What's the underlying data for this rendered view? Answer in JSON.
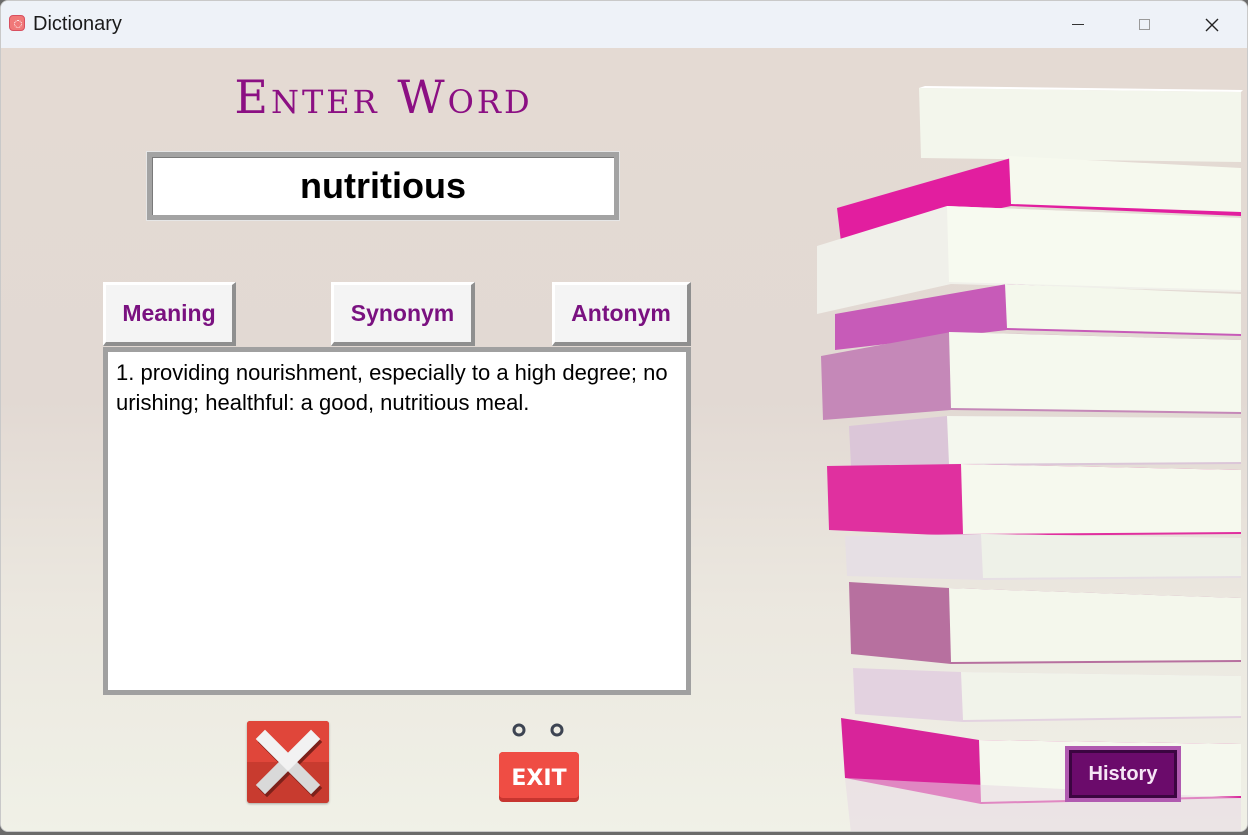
{
  "window": {
    "title": "Dictionary",
    "controls": [
      "minimize",
      "maximize",
      "close"
    ]
  },
  "heading": "Enter Word",
  "search": {
    "value": "nutritious"
  },
  "buttons": {
    "meaning": "Meaning",
    "synonym": "Synonym",
    "antonym": "Antonym",
    "exit": "EXIT",
    "history": "History"
  },
  "result": {
    "text": "1. providing nourishment, especially to a high degree; nourishing; healthful: a good, nutritious meal."
  },
  "icons": {
    "clear": "clear-x-icon",
    "exit": "exit-sign-icon",
    "app": "dictionary-app-icon"
  },
  "colors": {
    "accent": "#8b0f83",
    "button_text": "#7a1180",
    "history_bg": "#6b0b6b",
    "clear_bg": "#c43a2d",
    "exit_bg": "#e8463e"
  }
}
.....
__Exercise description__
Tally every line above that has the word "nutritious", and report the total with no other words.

__Reply to the task__
2